**Task**
Each line of the material below is to be checked for "visible"; the number of matching lines is the only output expected.

**Source data**
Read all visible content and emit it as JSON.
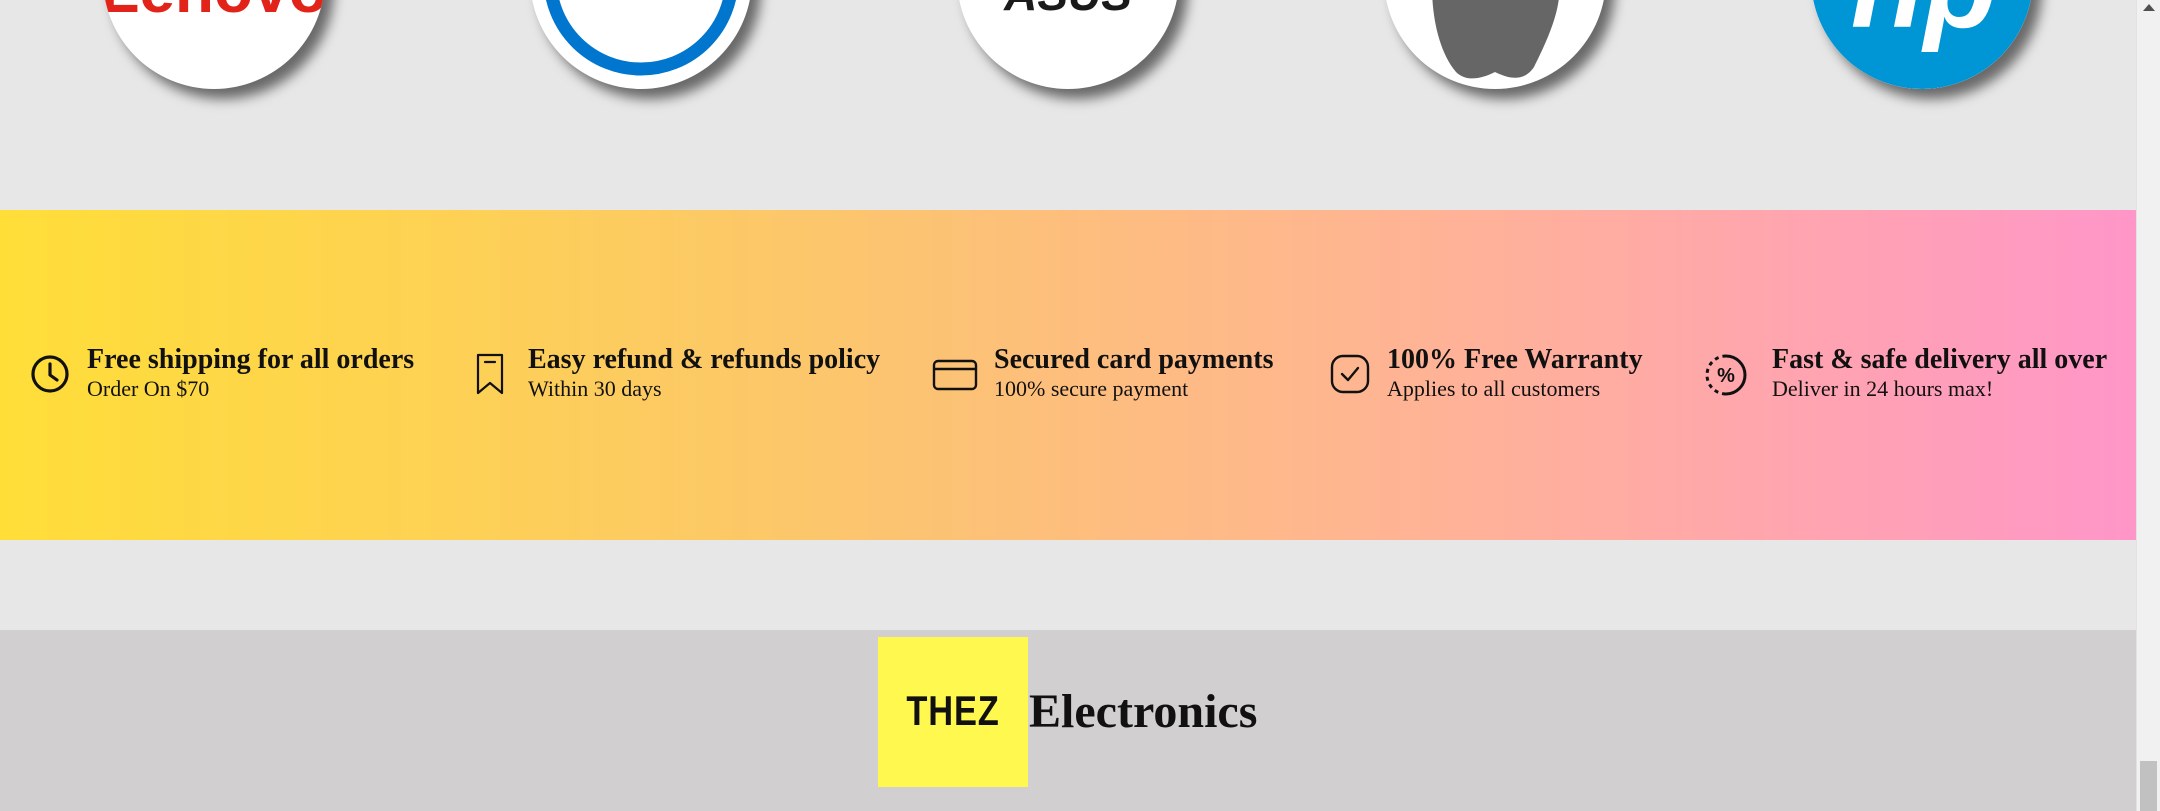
{
  "brands": [
    {
      "name": "Lenovo",
      "icon": "lenovo-logo-icon",
      "color": "#e2231a",
      "label": "Lenovo"
    },
    {
      "name": "Dell",
      "icon": "dell-logo-icon",
      "color": "#0076ce",
      "label": ""
    },
    {
      "name": "Asus",
      "icon": "asus-logo-icon",
      "color": "#1a1a1a",
      "label": "ASUS"
    },
    {
      "name": "Apple",
      "icon": "apple-logo-icon",
      "color": "#666666",
      "label": ""
    },
    {
      "name": "HP",
      "icon": "hp-logo-icon",
      "color": "#0096d6",
      "label": "hp"
    }
  ],
  "features": [
    {
      "icon": "clock-icon",
      "title": "Free shipping for all orders",
      "subtitle": "Order On $70"
    },
    {
      "icon": "bookmark-icon",
      "title": "Easy refund & refunds policy",
      "subtitle": "Within 30 days"
    },
    {
      "icon": "credit-card-icon",
      "title": "Secured card payments",
      "subtitle": "100% secure payment"
    },
    {
      "icon": "check-badge-icon",
      "title": "100% Free Warranty",
      "subtitle": "Applies to all customers"
    },
    {
      "icon": "percent-circle-icon",
      "title": "Fast & safe delivery all over",
      "subtitle": "Deliver in 24 hours max!"
    }
  ],
  "footer": {
    "logo_text": "THEZ",
    "brand_name": "Electronics",
    "logo_color": "#fff84e"
  },
  "colors": {
    "page_background": "#e7e7e7",
    "banner_gradient_start": "#ffde38",
    "banner_gradient_end": "#ff96c8",
    "footer_background": "#d1cfd0"
  }
}
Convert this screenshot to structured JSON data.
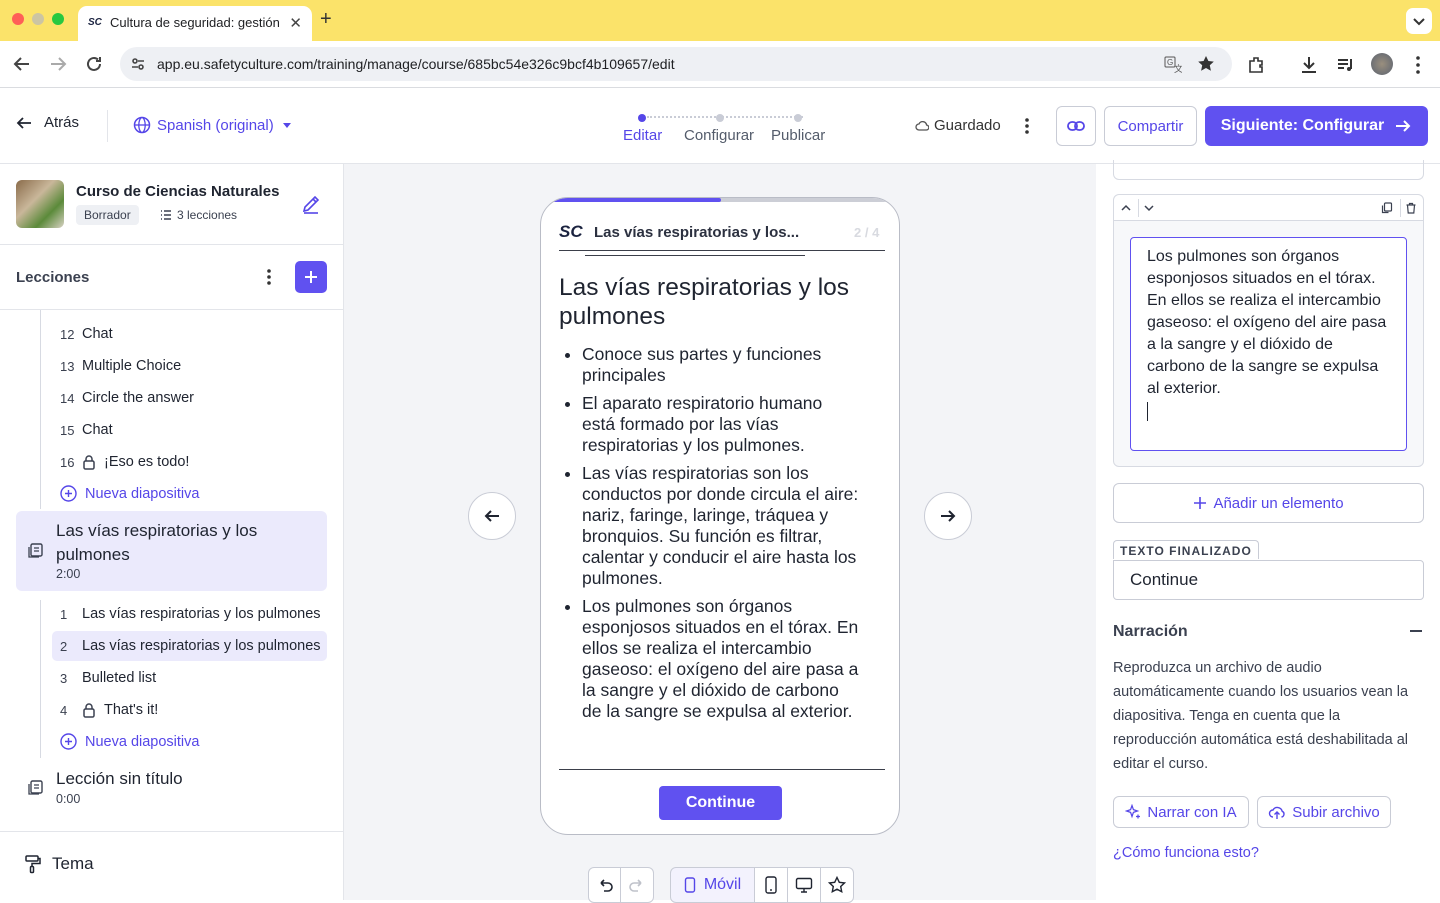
{
  "browser": {
    "tab_title": "Cultura de seguridad: gestión",
    "favicon_text": "SC",
    "url": "app.eu.safetyculture.com/training/manage/course/685bc54e326c9bcf4b109657/edit"
  },
  "header": {
    "back_label": "Atrás",
    "language": "Spanish (original)",
    "steps": [
      "Editar",
      "Configurar",
      "Publicar"
    ],
    "saved_label": "Guardado",
    "share_label": "Compartir",
    "next_label": "Siguiente: Configurar"
  },
  "sidebar": {
    "course_title": "Curso de Ciencias Naturales",
    "status_badge": "Borrador",
    "lesson_count": "3 lecciones",
    "lessons_heading": "Lecciones",
    "prev_slides": [
      {
        "num": "12",
        "label": "Chat"
      },
      {
        "num": "13",
        "label": "Multiple Choice"
      },
      {
        "num": "14",
        "label": "Circle the answer"
      },
      {
        "num": "15",
        "label": "Chat"
      },
      {
        "num": "16",
        "label": "¡Eso es todo!"
      }
    ],
    "new_slide_label": "Nueva diapositiva",
    "current_lesson": {
      "title": "Las vías respiratorias y los pulmones",
      "duration": "2:00"
    },
    "current_slides": [
      {
        "num": "1",
        "label": "Las vías respiratorias y los pulmones"
      },
      {
        "num": "2",
        "label": "Las vías respiratorias y los pulmones"
      },
      {
        "num": "3",
        "label": "Bulleted list"
      },
      {
        "num": "4",
        "label": "That's it!"
      }
    ],
    "untitled_lesson": {
      "title": "Lección sin título",
      "duration": "0:00"
    },
    "theme_label": "Tema"
  },
  "preview": {
    "logo": "SC",
    "header_title": "Las vías respiratorias y los...",
    "counter": "2 / 4",
    "progress": 0.5,
    "heading": "Las vías respiratorias y los pulmones",
    "bullets": [
      "Conoce sus partes y funciones principales",
      "El aparato respiratorio humano está formado por las vías respiratorias y los pulmones.",
      "Las vías respiratorias son los conductos por donde circula el aire: nariz, faringe, laringe, tráquea y bronquios. Su función es filtrar, calentar y conducir el aire hasta los pulmones.",
      "Los pulmones son órganos esponjosos situados en el tórax. En ellos se realiza el intercambio gaseoso: el oxígeno del aire pasa a la sangre y el dióxido de carbono de la sangre se expulsa al exterior."
    ],
    "continue_label": "Continue",
    "device_label": "Móvil"
  },
  "panel": {
    "editor_text": "Los pulmones son órganos esponjosos situados en el tórax. En ellos se realiza el intercambio gaseoso: el oxígeno del aire pasa a la sangre y el dióxido de carbono de la sangre se expulsa al exterior.",
    "add_element_label": "Añadir un elemento",
    "finish_text_label": "TEXTO FINALIZADO",
    "finish_text_value": "Continue",
    "narration_heading": "Narración",
    "narration_desc": "Reproduzca un archivo de audio automáticamente cuando los usuarios vean la diapositiva. Tenga en cuenta que la reproducción automática está deshabilitada al editar el curso.",
    "narrate_ai_label": "Narrar con IA",
    "upload_label": "Subir archivo",
    "how_link": "¿Cómo funciona esto?"
  },
  "colors": {
    "accent": "#6051f0",
    "tabbar": "#fbe36a",
    "selected": "#ebeafc"
  }
}
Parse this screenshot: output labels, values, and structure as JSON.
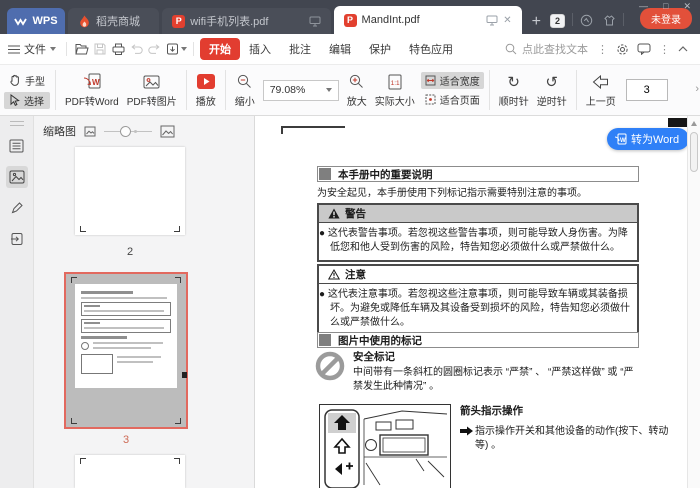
{
  "window": {
    "controls": {
      "minimize": "—",
      "maximize": "□",
      "close": "✕"
    }
  },
  "tabbar": {
    "wps_label": "WPS",
    "tabs": [
      {
        "label": "稻壳商城"
      },
      {
        "label": "wifi手机列表.pdf"
      },
      {
        "label": "MandInt.pdf"
      }
    ],
    "new_tab": "+",
    "tab_count": "2",
    "login_label": "未登录"
  },
  "menubar": {
    "file_label": "文件",
    "tabs": [
      "开始",
      "插入",
      "批注",
      "编辑",
      "保护",
      "特色应用"
    ],
    "search_placeholder": "点此查找文本"
  },
  "toolbar": {
    "hand": "手型",
    "select": "选择",
    "pdf_to_word": "PDF转Word",
    "pdf_to_image": "PDF转图片",
    "play": "播放",
    "zoom_out": "缩小",
    "zoom_value": "79.08%",
    "zoom_in": "放大",
    "actual_size": "实际大小",
    "fit_width": "适合宽度",
    "fit_page": "适合页面",
    "rotate_cw": "顺时针",
    "rotate_ccw": "逆时针",
    "prev_page": "上一页",
    "page_value": "3",
    "overflow": "›"
  },
  "sidebar": {
    "panel_title": "缩略图",
    "thumbnails": [
      {
        "page": "2"
      },
      {
        "page": "3"
      }
    ]
  },
  "document": {
    "convert_button": "转为Word",
    "section1_title": "本手册中的重要说明",
    "intro": "为安全起见，本手册使用下列标记指示需要特别注意的事项。",
    "warning_title": "警告",
    "warning_text": "● 这代表警告事项。若忽视这些警告事项，则可能导致人身伤害。为降低您和他人受到伤害的风险，特告知您必须做什么或严禁做什么。",
    "caution_title": "注意",
    "caution_text": "● 这代表注意事项。若忽视这些注意事项，则可能导致车辆或其装备损坏。为避免或降低车辆及其设备受到损坏的风险，特告知您必须做什么或严禁做什么。",
    "section2_title": "图片中使用的标记",
    "safety_title": "安全标记",
    "safety_text": "中间带有一条斜杠的圆圈标记表示 “严禁” 、 “严禁这样做” 或 “严禁发生此种情况” 。",
    "arrow_title": "箭头指示操作",
    "arrow_text": "指示操作开关和其他设备的动作(按下、转动等) 。"
  },
  "colors": {
    "accent_red": "#e23d30",
    "accent_blue": "#2f80f7",
    "thumb_selected_border": "#e2695f",
    "login_pill": "#e2503a"
  }
}
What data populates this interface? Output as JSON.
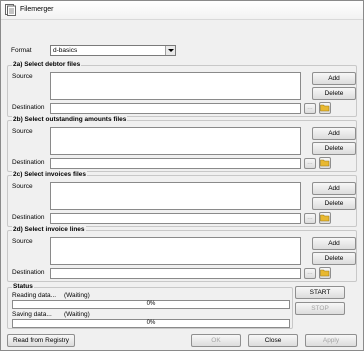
{
  "window": {
    "title": "Filemerger"
  },
  "format": {
    "label": "Format",
    "value": "d-basics"
  },
  "groups": [
    {
      "title": "2a) Select debtor files",
      "source_label": "Source",
      "dest_label": "Destination",
      "add_label": "Add",
      "delete_label": "Delete",
      "browse_label": "..."
    },
    {
      "title": "2b) Select outstanding amounts files",
      "source_label": "Source",
      "dest_label": "Destination",
      "add_label": "Add",
      "delete_label": "Delete",
      "browse_label": "..."
    },
    {
      "title": "2c) Select invoices files",
      "source_label": "Source",
      "dest_label": "Destination",
      "add_label": "Add",
      "delete_label": "Delete",
      "browse_label": "..."
    },
    {
      "title": "2d) Select invoice lines",
      "source_label": "Source",
      "dest_label": "Destination",
      "add_label": "Add",
      "delete_label": "Delete",
      "browse_label": "..."
    }
  ],
  "status": {
    "title": "Status",
    "reading_label": "Reading data...",
    "reading_state": "(Waiting)",
    "reading_progress": "0%",
    "saving_label": "Saving data...",
    "saving_state": "(Waiting)",
    "saving_progress": "0%",
    "start_label": "START",
    "stop_label": "STOP"
  },
  "footer": {
    "registry_label": "Read from Registry",
    "ok_label": "OK",
    "close_label": "Close",
    "apply_label": "Apply"
  },
  "colors": {
    "folder": "#e8b830",
    "folder_edge": "#9c7a14"
  }
}
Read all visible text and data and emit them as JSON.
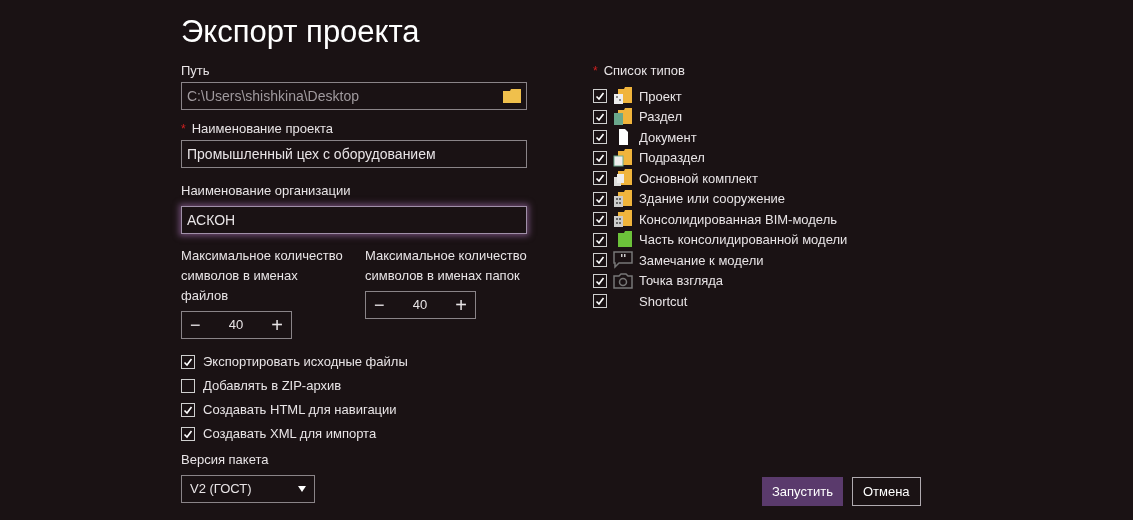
{
  "title": "Экспорт проекта",
  "path": {
    "label": "Путь",
    "value": "C:\\Users\\shishkina\\Desktop"
  },
  "project_name": {
    "label": "Наименование проекта",
    "required_mark": "*",
    "value": "Промышленный цех с оборудованием"
  },
  "organization": {
    "label": "Наименование организации",
    "value": "АСКОН",
    "focused": true
  },
  "counters": [
    {
      "label": "Максимальное количество символов в именах файлов",
      "value": "40",
      "minus": "−",
      "plus": "+"
    },
    {
      "label": "Максимальное количество символов в именах папок",
      "value": "40",
      "minus": "−",
      "plus": "+"
    }
  ],
  "options": [
    {
      "label": "Экспортировать исходные файлы",
      "checked": true
    },
    {
      "label": "Добавлять в ZIP-архив",
      "checked": false
    },
    {
      "label": "Создавать HTML для навигации",
      "checked": true
    },
    {
      "label": "Создавать XML для импорта",
      "checked": true
    }
  ],
  "package_version": {
    "label": "Версия пакета",
    "value": "V2 (ГОСТ)"
  },
  "types": {
    "label": "Список типов",
    "required_mark": "*",
    "items": [
      {
        "label": "Проект",
        "checked": true,
        "kind": "project"
      },
      {
        "label": "Раздел",
        "checked": true,
        "kind": "section"
      },
      {
        "label": "Документ",
        "checked": true,
        "kind": "document"
      },
      {
        "label": "Подраздел",
        "checked": true,
        "kind": "subsection"
      },
      {
        "label": "Основной комплект",
        "checked": true,
        "kind": "set"
      },
      {
        "label": "Здание или сооружение",
        "checked": true,
        "kind": "building"
      },
      {
        "label": "Консолидированная BIM-модель",
        "checked": true,
        "kind": "building"
      },
      {
        "label": "Часть консолидированной модели",
        "checked": true,
        "kind": "part"
      },
      {
        "label": "Замечание к модели",
        "checked": true,
        "kind": "comment"
      },
      {
        "label": "Точка взгляда",
        "checked": true,
        "kind": "viewpoint"
      },
      {
        "label": "Shortcut",
        "checked": true,
        "kind": "none"
      }
    ]
  },
  "buttons": [
    {
      "label": "Запустить",
      "kind": "primary"
    },
    {
      "label": "Отмена",
      "kind": "secondary"
    }
  ]
}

**Exercise output**
2